* _WHAT TO WORK ON_:
Verbatim copy without images: repeat the records in full.

Website and app data records:
..............................

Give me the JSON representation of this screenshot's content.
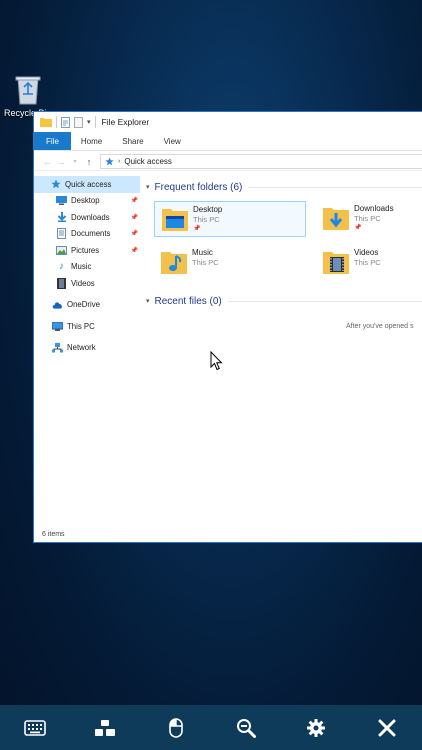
{
  "desktop": {
    "recycle_bin_label": "Recycle Bin"
  },
  "window": {
    "title": "File Explorer",
    "ribbon_tabs": [
      "File",
      "Home",
      "Share",
      "View"
    ],
    "address": {
      "location": "Quick access"
    },
    "status": "6 items"
  },
  "navpane": {
    "items": [
      {
        "label": "Quick access",
        "icon": "star-icon"
      },
      {
        "label": "Desktop",
        "icon": "desktop-icon",
        "pinned": true
      },
      {
        "label": "Downloads",
        "icon": "download-icon",
        "pinned": true
      },
      {
        "label": "Documents",
        "icon": "documents-icon",
        "pinned": true
      },
      {
        "label": "Pictures",
        "icon": "pictures-icon",
        "pinned": true
      },
      {
        "label": "Music",
        "icon": "music-icon"
      },
      {
        "label": "Videos",
        "icon": "videos-icon"
      },
      {
        "label": "OneDrive",
        "icon": "cloud-icon"
      },
      {
        "label": "This PC",
        "icon": "computer-icon"
      },
      {
        "label": "Network",
        "icon": "network-icon"
      }
    ]
  },
  "content": {
    "frequent_header": "Frequent folders (6)",
    "recent_header": "Recent files (0)",
    "empty_hint": "After you've opened s",
    "folders": [
      {
        "name": "Desktop",
        "location": "This PC",
        "pinned": true,
        "icon": "desktop-folder-icon"
      },
      {
        "name": "Downloads",
        "location": "This PC",
        "pinned": true,
        "icon": "downloads-folder-icon"
      },
      {
        "name": "Music",
        "location": "This PC",
        "pinned": false,
        "icon": "music-folder-icon"
      },
      {
        "name": "Videos",
        "location": "This PC",
        "pinned": false,
        "icon": "videos-folder-icon"
      }
    ]
  },
  "toolbar": {
    "buttons": [
      "keyboard-icon",
      "windows-switch-icon",
      "mouse-icon",
      "zoom-icon",
      "settings-icon",
      "close-icon"
    ]
  },
  "colors": {
    "accent": "#1979ca",
    "toolbar_bg": "#0e3b5a",
    "selection": "#cce8ff"
  }
}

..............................

* _ANSWER TO THE PROBLEM_:
Give me the JSON representation of this screenshot's content.
{
  "desktop": {
    "recycle_bin_label": "Recycle Bin"
  },
  "window": {
    "title": "File Explorer",
    "ribbon_tabs": [
      "File",
      "Home",
      "Share",
      "View"
    ],
    "address": {
      "location": "Quick access"
    },
    "status": "6 items"
  },
  "navpane": {
    "items": [
      {
        "label": "Quick access",
        "icon": "star-icon"
      },
      {
        "label": "Desktop",
        "icon": "desktop-icon",
        "pinned": true
      },
      {
        "label": "Downloads",
        "icon": "download-icon",
        "pinned": true
      },
      {
        "label": "Documents",
        "icon": "documents-icon",
        "pinned": true
      },
      {
        "label": "Pictures",
        "icon": "pictures-icon",
        "pinned": true
      },
      {
        "label": "Music",
        "icon": "music-icon"
      },
      {
        "label": "Videos",
        "icon": "videos-icon"
      },
      {
        "label": "OneDrive",
        "icon": "cloud-icon"
      },
      {
        "label": "This PC",
        "icon": "computer-icon"
      },
      {
        "label": "Network",
        "icon": "network-icon"
      }
    ]
  },
  "content": {
    "frequent_header": "Frequent folders (6)",
    "recent_header": "Recent files (0)",
    "empty_hint": "After you've opened s",
    "folders": [
      {
        "name": "Desktop",
        "location": "This PC",
        "pinned": true,
        "icon": "desktop-folder-icon"
      },
      {
        "name": "Downloads",
        "location": "This PC",
        "pinned": true,
        "icon": "downloads-folder-icon"
      },
      {
        "name": "Music",
        "location": "This PC",
        "pinned": false,
        "icon": "music-folder-icon"
      },
      {
        "name": "Videos",
        "location": "This PC",
        "pinned": false,
        "icon": "videos-folder-icon"
      }
    ]
  },
  "toolbar": {
    "buttons": [
      "keyboard-icon",
      "windows-switch-icon",
      "mouse-icon",
      "zoom-icon",
      "settings-icon",
      "close-icon"
    ]
  },
  "colors": {
    "accent": "#1979ca",
    "toolbar_bg": "#0e3b5a",
    "selection": "#cce8ff"
  }
}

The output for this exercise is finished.